Celiac Disease Clinic
The Celiac Clinic at Children’s Hospital & Medical Center is the only pediatric clinic of its type in the area. Our multi-disciplinary team works with you and your child to help successfully develop a gluten-free diet that will eliminate the negative symptoms of celiac disease.
What is Celiac Disease?
Celiac disease is a digestive condition caused by sensitivity to the protein gluten. The gluten triggers an immune reaction, which causes the body to create antibodies to get rid of it. This can result in damage to the small intestine, reduced absorption of important nutrients and long-term complications.
It is estimated that more than 3,000,000 people in the United States are affected by celiac disease, but only 150,000 have been diagnosed. Celiac disease often occurs in children who are affected by type 1 diabetes, Williams syndrome, Down syndrome, selective IgA deficiency, Turner syndrome and those who have first degree relatives with celiac disease.
Seeking early diagnosis and treatment for celiac disease is important to prevent long-term complications. Malabsorption of nutrients can cause vitamin deficiencies that can lead to stunted growth in children, osteoporosis, folate and iron deficiency, and kidney and liver issues.
Celiac disease can be difficult to diagnose because there are no “typical symptoms” and many of them mimic other gastrointestinal problems. Up to one-third of children have clinically silent disease and another 40 percent have atypical symptoms.
When symptoms do occur, they are often related to the gastrointestinal tract. These may include:
Diarrhea with failure to thrive
Dental enamel hypoplasia of permanent teeth
Iron-deficient anemia - resistances to oral iron
Diagnosing Celiac Disease
Blood tests are used to determine who is likely to have celiac disease. If the test is positive, this is followed by an endoscopic small bowel biopsy, which can reveal the severity of your child’s condition and help doctors better manage the disease.
The diagnosis of celiac disease is considered definitive when all of your child’s symptoms have been resolved after adhering to a strict gluten-free diet.
Celiac disease can be effectively managed by following a gluten-free diet. This diet needs to be followed for a lifetime, even after symptoms have disappeared. Ingesting even small amounts of gluten can lead to problems with the intestinal tract.
When your child follows a gluten-free diet, treatment follow-up will be minimal. Follow-up will include periodic visits for assessment of symptoms, growth, physical examination and adherence to the gluten-free diet.
A gluten-free diet involves avoiding any ingredient derived from wheat, rye, oats, barley or malt. This also includes non-food products such as cosmetics, lotions, personal care products, and envelope glues, to name a few.

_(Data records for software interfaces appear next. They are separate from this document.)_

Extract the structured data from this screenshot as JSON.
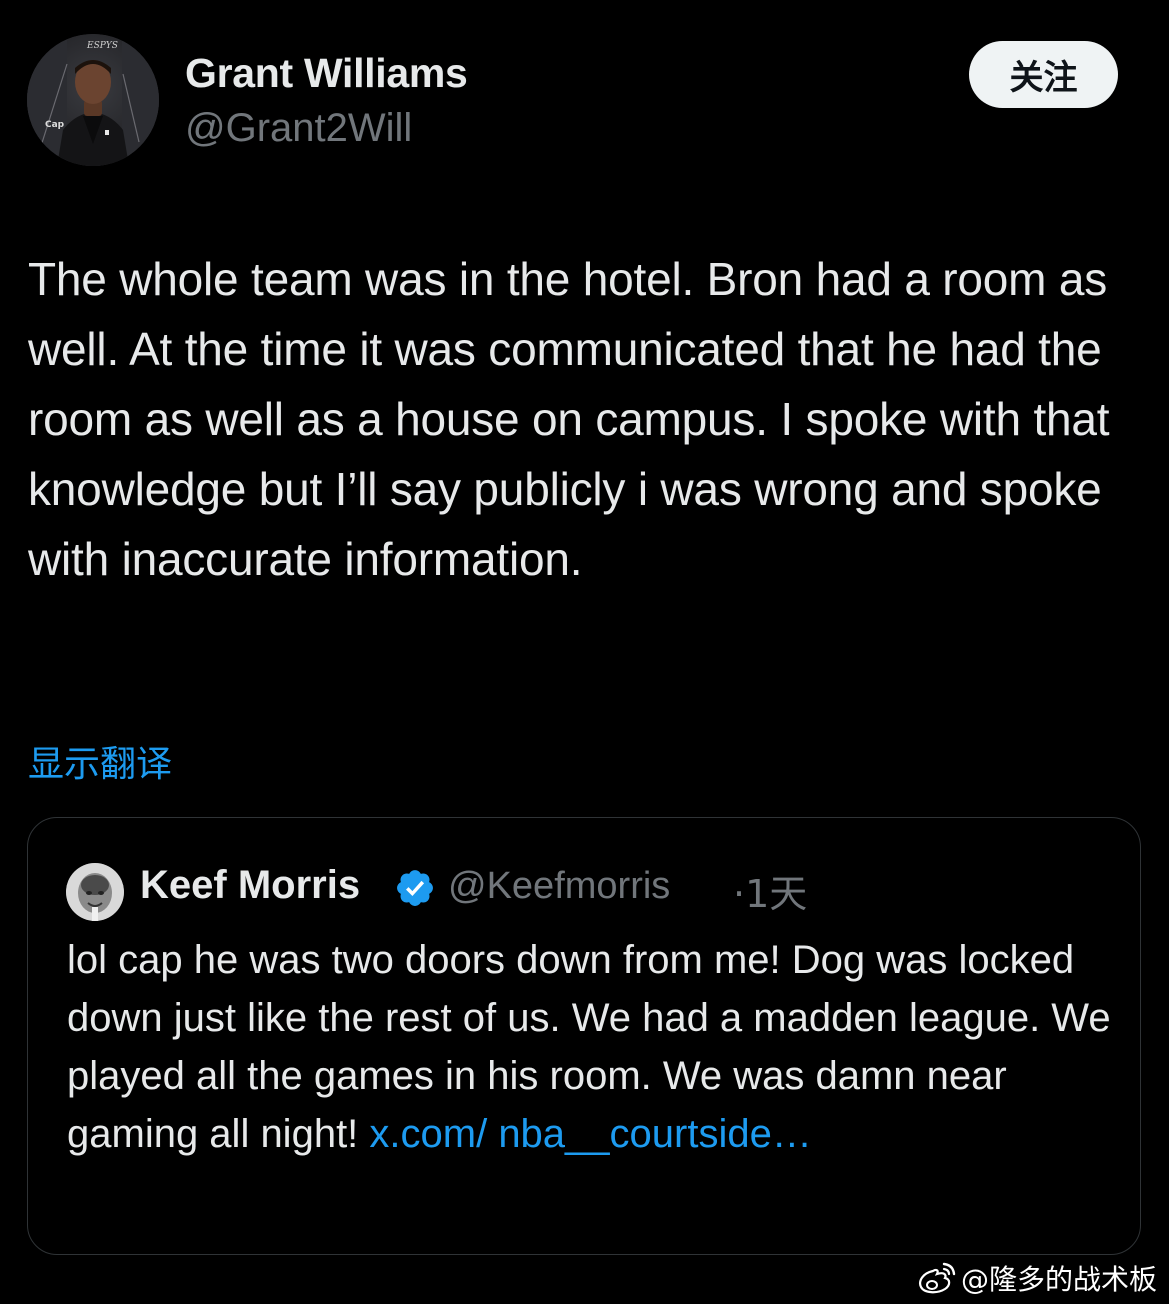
{
  "author": {
    "display_name": "Grant Williams",
    "handle": "@Grant2Will",
    "avatar_icon": "person-photo"
  },
  "follow_button_label": "关注",
  "tweet": {
    "text": "The whole team was in the hotel. Bron had a room as well. At the time it was communicated that he had the room as well as a house on campus. I spoke with that knowledge but I’ll say publicly i was wrong and spoke with inaccurate information."
  },
  "translate_label": "显示翻译",
  "quoted_tweet": {
    "display_name": "Keef Morris",
    "verified": true,
    "verified_color": "#1d9bf0",
    "handle": "@Keefmorris",
    "time": "·1天",
    "text": "lol cap he was two doors down from me! Dog was locked down just like the rest of us. We had a madden league. We played all the games in his room. We was damn near gaming all night! ",
    "link": "x.com/ nba__courtside…"
  },
  "watermark": {
    "text": "@隆多的战术板",
    "icon": "weibo-icon"
  },
  "colors": {
    "background": "#000000",
    "text_primary": "#e7e9ea",
    "text_secondary": "#71767b",
    "accent": "#1d9bf0",
    "border": "#2f3336"
  }
}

Read labels to ensure the product is gluten free.
Foods to Avoid
Wheat - All kinds, including spelt, kamut, einkorn, durum, semolina, triticale and atta; and all forms, including wheat bran, couscous, graham flour, matzo, wheat germ, cracked wheat, farina and tabbouleh.
Barley - All forms, including malt, malt flavoring, malt extract, malt syrup and malt vinegar.
Any ingredient derived from wheat, rye, oats, barley or malt. Read labels to ensure these five words are not included in the ingredients.
Gluten-free grains - arrowroot, bean flours, buckwheat, cassava, corn, flax, millet, nut flours, potato, quinoa, rice, salba, sorghum, soy, tapioca, wild rice and yucca.
Milk and milk products - All types
Meat and other protein foods - fresh meat, fish, poultry, eggs, aged cheese, unprocessed nuts and seeds.
Vegetables - dry beans, peas, lentils
Fruits - all fresh fruits
Fats and oils - vegetable oils, butter
Pablo Palomo, M.D.
Benjamin Infantino, M.D.
Megan Enenbach, APRN-NP
Shawnie Davis, RD, LMNT
Emilie Beltz, RN,BSN